**EXTRACTED ENTRIES**
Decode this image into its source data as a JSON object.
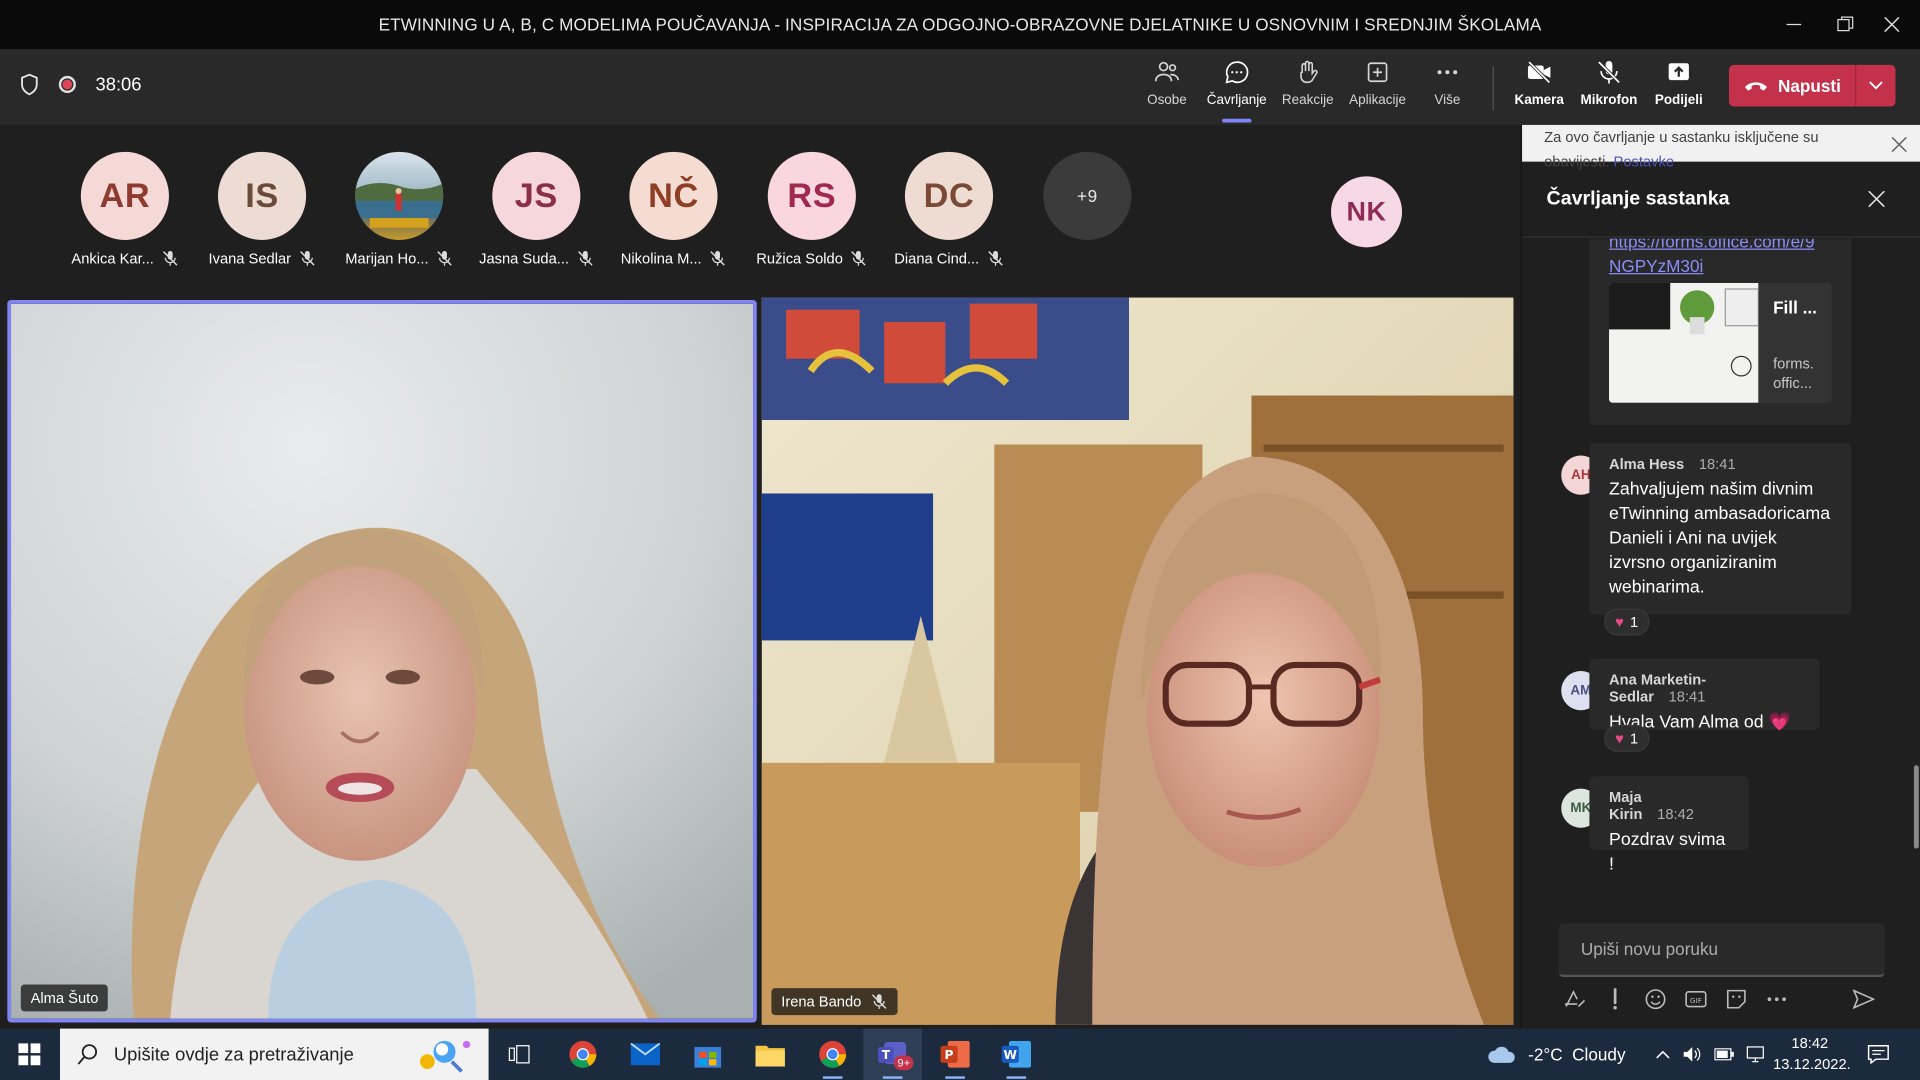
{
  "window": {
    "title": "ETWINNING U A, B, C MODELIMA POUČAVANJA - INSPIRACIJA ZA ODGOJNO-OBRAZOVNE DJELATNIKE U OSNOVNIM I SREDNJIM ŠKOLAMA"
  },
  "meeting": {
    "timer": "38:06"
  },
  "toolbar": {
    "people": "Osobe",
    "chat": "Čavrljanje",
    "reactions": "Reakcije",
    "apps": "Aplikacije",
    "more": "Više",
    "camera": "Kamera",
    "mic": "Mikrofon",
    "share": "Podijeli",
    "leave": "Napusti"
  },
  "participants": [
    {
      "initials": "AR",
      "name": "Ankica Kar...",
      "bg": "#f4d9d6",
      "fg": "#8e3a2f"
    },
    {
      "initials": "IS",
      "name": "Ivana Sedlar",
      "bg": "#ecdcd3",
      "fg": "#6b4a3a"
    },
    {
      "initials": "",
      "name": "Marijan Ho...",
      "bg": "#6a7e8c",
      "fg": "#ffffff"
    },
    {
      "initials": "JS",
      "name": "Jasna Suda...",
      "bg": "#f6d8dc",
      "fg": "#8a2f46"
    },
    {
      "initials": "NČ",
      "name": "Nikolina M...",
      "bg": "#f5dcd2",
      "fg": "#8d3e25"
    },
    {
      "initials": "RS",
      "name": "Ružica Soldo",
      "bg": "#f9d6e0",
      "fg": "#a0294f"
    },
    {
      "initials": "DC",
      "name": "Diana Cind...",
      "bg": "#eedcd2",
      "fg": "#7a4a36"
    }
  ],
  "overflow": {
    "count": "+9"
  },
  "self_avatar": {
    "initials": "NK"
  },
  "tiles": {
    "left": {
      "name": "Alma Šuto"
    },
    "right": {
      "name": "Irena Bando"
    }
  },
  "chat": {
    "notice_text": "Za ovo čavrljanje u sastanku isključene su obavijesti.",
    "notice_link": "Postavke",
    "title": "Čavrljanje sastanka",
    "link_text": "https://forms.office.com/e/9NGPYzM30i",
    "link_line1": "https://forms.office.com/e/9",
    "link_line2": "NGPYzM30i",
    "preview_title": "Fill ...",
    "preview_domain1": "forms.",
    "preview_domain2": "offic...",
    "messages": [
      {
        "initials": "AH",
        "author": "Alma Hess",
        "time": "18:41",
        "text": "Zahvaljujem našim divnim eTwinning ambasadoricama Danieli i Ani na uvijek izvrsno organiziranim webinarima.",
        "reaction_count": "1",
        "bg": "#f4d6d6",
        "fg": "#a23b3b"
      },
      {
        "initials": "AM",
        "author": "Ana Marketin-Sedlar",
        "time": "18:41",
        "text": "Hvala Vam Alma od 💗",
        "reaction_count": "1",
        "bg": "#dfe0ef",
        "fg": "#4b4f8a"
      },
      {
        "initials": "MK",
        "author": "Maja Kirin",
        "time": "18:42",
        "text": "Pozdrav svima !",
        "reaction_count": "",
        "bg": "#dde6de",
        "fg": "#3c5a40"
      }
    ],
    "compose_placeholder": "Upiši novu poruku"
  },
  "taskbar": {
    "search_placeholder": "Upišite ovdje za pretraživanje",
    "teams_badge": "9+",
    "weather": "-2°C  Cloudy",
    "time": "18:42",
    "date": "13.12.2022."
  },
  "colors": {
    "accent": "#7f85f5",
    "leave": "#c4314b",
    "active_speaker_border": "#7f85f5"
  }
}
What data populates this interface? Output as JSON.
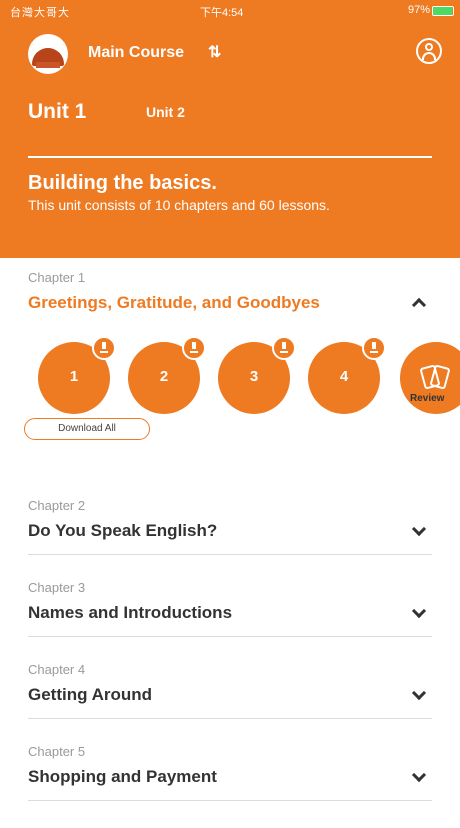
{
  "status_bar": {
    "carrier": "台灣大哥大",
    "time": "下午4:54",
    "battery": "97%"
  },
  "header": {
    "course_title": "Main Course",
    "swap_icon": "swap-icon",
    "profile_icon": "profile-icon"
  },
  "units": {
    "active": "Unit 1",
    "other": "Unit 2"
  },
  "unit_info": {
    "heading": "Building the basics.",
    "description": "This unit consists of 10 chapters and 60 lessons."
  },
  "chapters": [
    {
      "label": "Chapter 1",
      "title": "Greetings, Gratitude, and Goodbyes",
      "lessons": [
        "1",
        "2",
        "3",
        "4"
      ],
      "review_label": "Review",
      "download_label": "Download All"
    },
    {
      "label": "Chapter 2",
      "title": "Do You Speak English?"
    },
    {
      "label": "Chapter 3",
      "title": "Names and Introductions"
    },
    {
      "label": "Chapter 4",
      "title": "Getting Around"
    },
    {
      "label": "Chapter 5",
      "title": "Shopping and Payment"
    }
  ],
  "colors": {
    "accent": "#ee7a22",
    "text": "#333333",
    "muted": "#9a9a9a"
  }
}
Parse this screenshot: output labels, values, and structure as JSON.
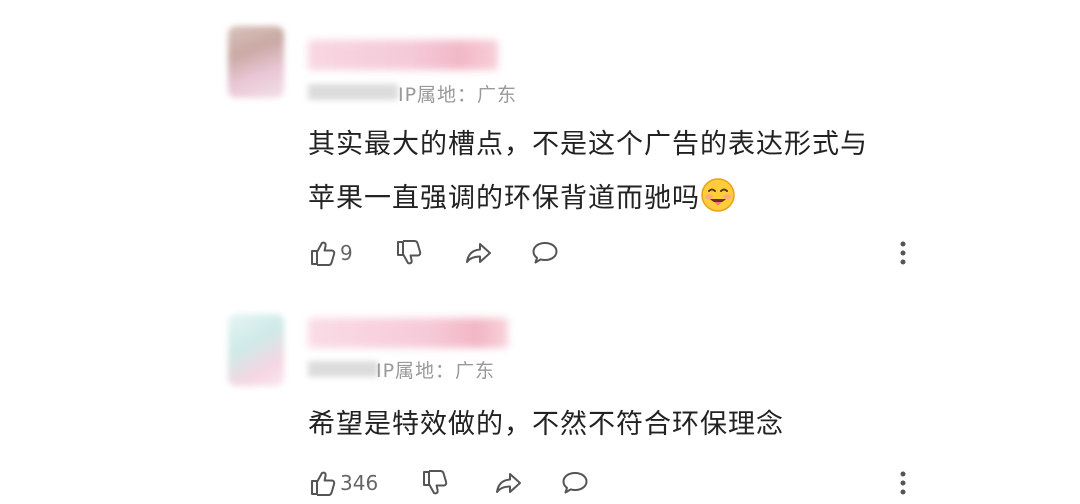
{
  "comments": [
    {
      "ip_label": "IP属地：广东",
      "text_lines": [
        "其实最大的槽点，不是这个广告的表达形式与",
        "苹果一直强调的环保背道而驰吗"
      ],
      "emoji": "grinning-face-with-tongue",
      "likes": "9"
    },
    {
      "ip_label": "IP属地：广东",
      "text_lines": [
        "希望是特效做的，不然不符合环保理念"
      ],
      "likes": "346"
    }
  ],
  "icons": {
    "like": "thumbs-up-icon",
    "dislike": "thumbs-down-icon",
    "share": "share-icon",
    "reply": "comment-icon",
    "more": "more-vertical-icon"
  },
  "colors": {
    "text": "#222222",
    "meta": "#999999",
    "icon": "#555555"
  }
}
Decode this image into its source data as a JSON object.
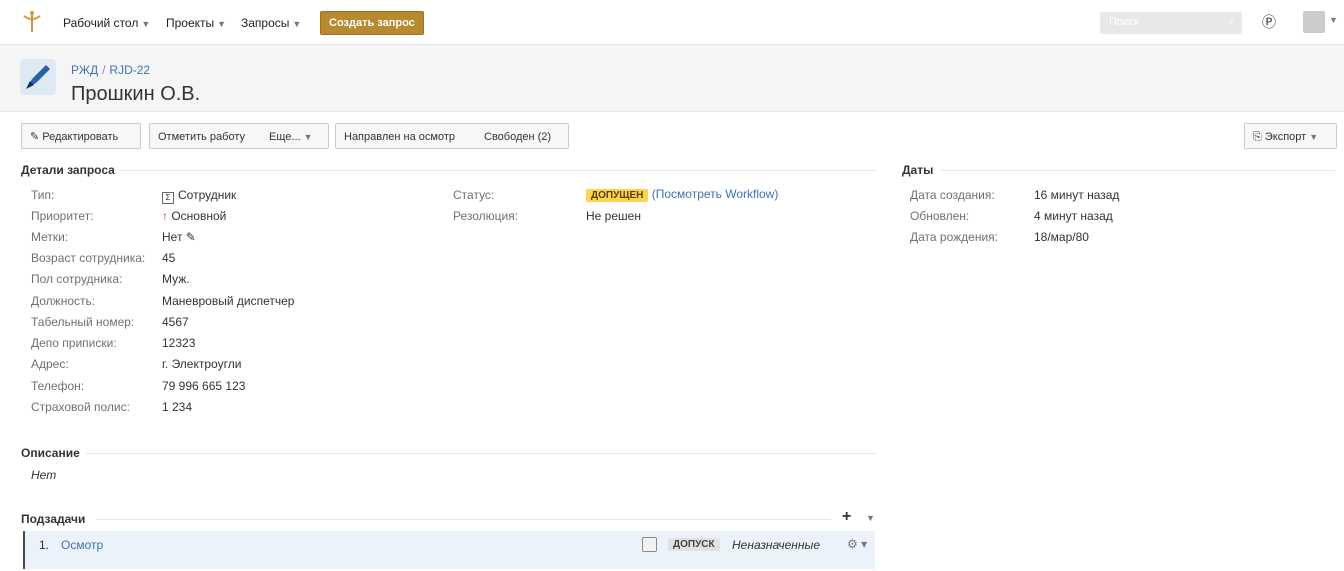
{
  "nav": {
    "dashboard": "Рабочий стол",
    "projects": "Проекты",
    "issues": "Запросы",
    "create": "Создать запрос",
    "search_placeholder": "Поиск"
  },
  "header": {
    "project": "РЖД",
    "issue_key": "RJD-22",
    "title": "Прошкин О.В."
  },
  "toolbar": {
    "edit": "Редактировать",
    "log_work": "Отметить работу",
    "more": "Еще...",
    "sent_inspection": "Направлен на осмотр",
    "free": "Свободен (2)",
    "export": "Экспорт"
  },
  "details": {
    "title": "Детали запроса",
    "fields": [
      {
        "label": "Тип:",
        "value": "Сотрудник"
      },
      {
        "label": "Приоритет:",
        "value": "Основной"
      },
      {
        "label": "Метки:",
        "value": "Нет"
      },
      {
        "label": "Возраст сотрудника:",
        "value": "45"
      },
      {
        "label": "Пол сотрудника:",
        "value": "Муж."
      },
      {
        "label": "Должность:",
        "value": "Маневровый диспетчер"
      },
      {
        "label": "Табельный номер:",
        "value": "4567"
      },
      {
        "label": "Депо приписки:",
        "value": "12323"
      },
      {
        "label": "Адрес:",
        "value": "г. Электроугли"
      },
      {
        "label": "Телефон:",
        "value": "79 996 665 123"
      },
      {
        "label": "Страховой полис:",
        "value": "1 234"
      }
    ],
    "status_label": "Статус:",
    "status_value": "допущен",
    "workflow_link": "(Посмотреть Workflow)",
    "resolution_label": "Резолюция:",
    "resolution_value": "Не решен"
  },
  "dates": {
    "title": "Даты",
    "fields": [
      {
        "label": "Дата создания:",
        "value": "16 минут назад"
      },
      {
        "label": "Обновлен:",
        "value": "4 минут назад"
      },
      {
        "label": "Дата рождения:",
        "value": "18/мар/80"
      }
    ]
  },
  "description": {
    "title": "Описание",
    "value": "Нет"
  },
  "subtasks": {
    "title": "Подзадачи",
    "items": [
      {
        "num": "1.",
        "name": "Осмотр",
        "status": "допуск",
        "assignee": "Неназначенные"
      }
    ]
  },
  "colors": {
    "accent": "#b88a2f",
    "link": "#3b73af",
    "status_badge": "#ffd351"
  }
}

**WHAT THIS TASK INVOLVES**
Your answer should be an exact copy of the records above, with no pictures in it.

**RESULT FOR THIS TASK**
Decode this image into its source data as a JSON object.
{
  "window": {
    "title": "ETWINNING U A, B, C MODELIMA POUČAVANJA - INSPIRACIJA ZA ODGOJNO-OBRAZOVNE DJELATNIKE U OSNOVNIM I SREDNJIM ŠKOLAMA"
  },
  "meeting": {
    "timer": "38:06"
  },
  "toolbar": {
    "people": "Osobe",
    "chat": "Čavrljanje",
    "reactions": "Reakcije",
    "apps": "Aplikacije",
    "more": "Više",
    "camera": "Kamera",
    "mic": "Mikrofon",
    "share": "Podijeli",
    "leave": "Napusti"
  },
  "participants": [
    {
      "initials": "AR",
      "name": "Ankica Kar...",
      "bg": "#f4d9d6",
      "fg": "#8e3a2f"
    },
    {
      "initials": "IS",
      "name": "Ivana Sedlar",
      "bg": "#ecdcd3",
      "fg": "#6b4a3a"
    },
    {
      "initials": "",
      "name": "Marijan Ho...",
      "bg": "#6a7e8c",
      "fg": "#ffffff"
    },
    {
      "initials": "JS",
      "name": "Jasna Suda...",
      "bg": "#f6d8dc",
      "fg": "#8a2f46"
    },
    {
      "initials": "NČ",
      "name": "Nikolina M...",
      "bg": "#f5dcd2",
      "fg": "#8d3e25"
    },
    {
      "initials": "RS",
      "name": "Ružica Soldo",
      "bg": "#f9d6e0",
      "fg": "#a0294f"
    },
    {
      "initials": "DC",
      "name": "Diana Cind...",
      "bg": "#eedcd2",
      "fg": "#7a4a36"
    }
  ],
  "overflow": {
    "count": "+9"
  },
  "self_avatar": {
    "initials": "NK"
  },
  "tiles": {
    "left": {
      "name": "Alma Šuto"
    },
    "right": {
      "name": "Irena Bando"
    }
  },
  "chat": {
    "notice_text": "Za ovo čavrljanje u sastanku isključene su obavijesti.",
    "notice_link": "Postavke",
    "title": "Čavrljanje sastanka",
    "link_text": "https://forms.office.com/e/9NGPYzM30i",
    "link_line1": "https://forms.office.com/e/9",
    "link_line2": "NGPYzM30i",
    "preview_title": "Fill ...",
    "preview_domain1": "forms.",
    "preview_domain2": "offic...",
    "messages": [
      {
        "initials": "AH",
        "author": "Alma Hess",
        "time": "18:41",
        "text": "Zahvaljujem našim divnim eTwinning ambasadoricama Danieli i Ani na uvijek izvrsno organiziranim webinarima.",
        "reaction_count": "1",
        "bg": "#f4d6d6",
        "fg": "#a23b3b"
      },
      {
        "initials": "AM",
        "author": "Ana Marketin-Sedlar",
        "time": "18:41",
        "text": "Hvala Vam Alma od 💗",
        "reaction_count": "1",
        "bg": "#dfe0ef",
        "fg": "#4b4f8a"
      },
      {
        "initials": "MK",
        "author": "Maja Kirin",
        "time": "18:42",
        "text": "Pozdrav svima !",
        "reaction_count": "",
        "bg": "#dde6de",
        "fg": "#3c5a40"
      }
    ],
    "compose_placeholder": "Upiši novu poruku"
  },
  "taskbar": {
    "search_placeholder": "Upišite ovdje za pretraživanje",
    "teams_badge": "9+",
    "weather": "-2°C  Cloudy",
    "time": "18:42",
    "date": "13.12.2022."
  },
  "colors": {
    "accent": "#7f85f5",
    "leave": "#c4314b",
    "active_speaker_border": "#7f85f5"
  }
}
What data populates this interface? Output as JSON.
{
  "status_bar": {
    "carrier": "台灣大哥大",
    "time": "下午4:54",
    "battery": "97%"
  },
  "header": {
    "course_title": "Main Course",
    "swap_icon": "swap-icon",
    "profile_icon": "profile-icon"
  },
  "units": {
    "active": "Unit 1",
    "other": "Unit 2"
  },
  "unit_info": {
    "heading": "Building the basics.",
    "description": "This unit consists of 10 chapters and 60 lessons."
  },
  "chapters": [
    {
      "label": "Chapter 1",
      "title": "Greetings, Gratitude, and Goodbyes",
      "lessons": [
        "1",
        "2",
        "3",
        "4"
      ],
      "review_label": "Review",
      "download_label": "Download All"
    },
    {
      "label": "Chapter 2",
      "title": "Do You Speak English?"
    },
    {
      "label": "Chapter 3",
      "title": "Names and Introductions"
    },
    {
      "label": "Chapter 4",
      "title": "Getting Around"
    },
    {
      "label": "Chapter 5",
      "title": "Shopping and Payment"
    }
  ],
  "colors": {
    "accent": "#ee7a22",
    "text": "#333333",
    "muted": "#9a9a9a"
  }
}
Parse this screenshot: output labels, values, and structure as JSON.
{
  "comments": [
    {
      "ip_label": "IP属地：广东",
      "text_lines": [
        "其实最大的槽点，不是这个广告的表达形式与",
        "苹果一直强调的环保背道而驰吗"
      ],
      "emoji": "grinning-face-with-tongue",
      "likes": "9"
    },
    {
      "ip_label": "IP属地：广东",
      "text_lines": [
        "希望是特效做的，不然不符合环保理念"
      ],
      "likes": "346"
    }
  ],
  "icons": {
    "like": "thumbs-up-icon",
    "dislike": "thumbs-down-icon",
    "share": "share-icon",
    "reply": "comment-icon",
    "more": "more-vertical-icon"
  },
  "colors": {
    "text": "#222222",
    "meta": "#999999",
    "icon": "#555555"
  }
}
Decode this image into its source data as a JSON object.
{
  "nav": {
    "dashboard": "Рабочий стол",
    "projects": "Проекты",
    "issues": "Запросы",
    "create": "Создать запрос",
    "search_placeholder": "Поиск"
  },
  "header": {
    "project": "РЖД",
    "issue_key": "RJD-22",
    "title": "Прошкин О.В."
  },
  "toolbar": {
    "edit": "Редактировать",
    "log_work": "Отметить работу",
    "more": "Еще...",
    "sent_inspection": "Направлен на осмотр",
    "free": "Свободен (2)",
    "export": "Экспорт"
  },
  "details": {
    "title": "Детали запроса",
    "fields": [
      {
        "label": "Тип:",
        "value": "Сотрудник"
      },
      {
        "label": "Приоритет:",
        "value": "Основной"
      },
      {
        "label": "Метки:",
        "value": "Нет"
      },
      {
        "label": "Возраст сотрудника:",
        "value": "45"
      },
      {
        "label": "Пол сотрудника:",
        "value": "Муж."
      },
      {
        "label": "Должность:",
        "value": "Маневровый диспетчер"
      },
      {
        "label": "Табельный номер:",
        "value": "4567"
      },
      {
        "label": "Депо приписки:",
        "value": "12323"
      },
      {
        "label": "Адрес:",
        "value": "г. Электроугли"
      },
      {
        "label": "Телефон:",
        "value": "79 996 665 123"
      },
      {
        "label": "Страховой полис:",
        "value": "1 234"
      }
    ],
    "status_label": "Статус:",
    "status_value": "допущен",
    "workflow_link": "(Посмотреть Workflow)",
    "resolution_label": "Резолюция:",
    "resolution_value": "Не решен"
  },
  "dates": {
    "title": "Даты",
    "fields": [
      {
        "label": "Дата создания:",
        "value": "16 минут назад"
      },
      {
        "label": "Обновлен:",
        "value": "4 минут назад"
      },
      {
        "label": "Дата рождения:",
        "value": "18/мар/80"
      }
    ]
  },
  "description": {
    "title": "Описание",
    "value": "Нет"
  },
  "subtasks": {
    "title": "Подзадачи",
    "items": [
      {
        "num": "1.",
        "name": "Осмотр",
        "status": "допуск",
        "assignee": "Неназначенные"
      }
    ]
  },
  "colors": {
    "accent": "#b88a2f",
    "link": "#3b73af",
    "status_badge": "#ffd351"
  }
}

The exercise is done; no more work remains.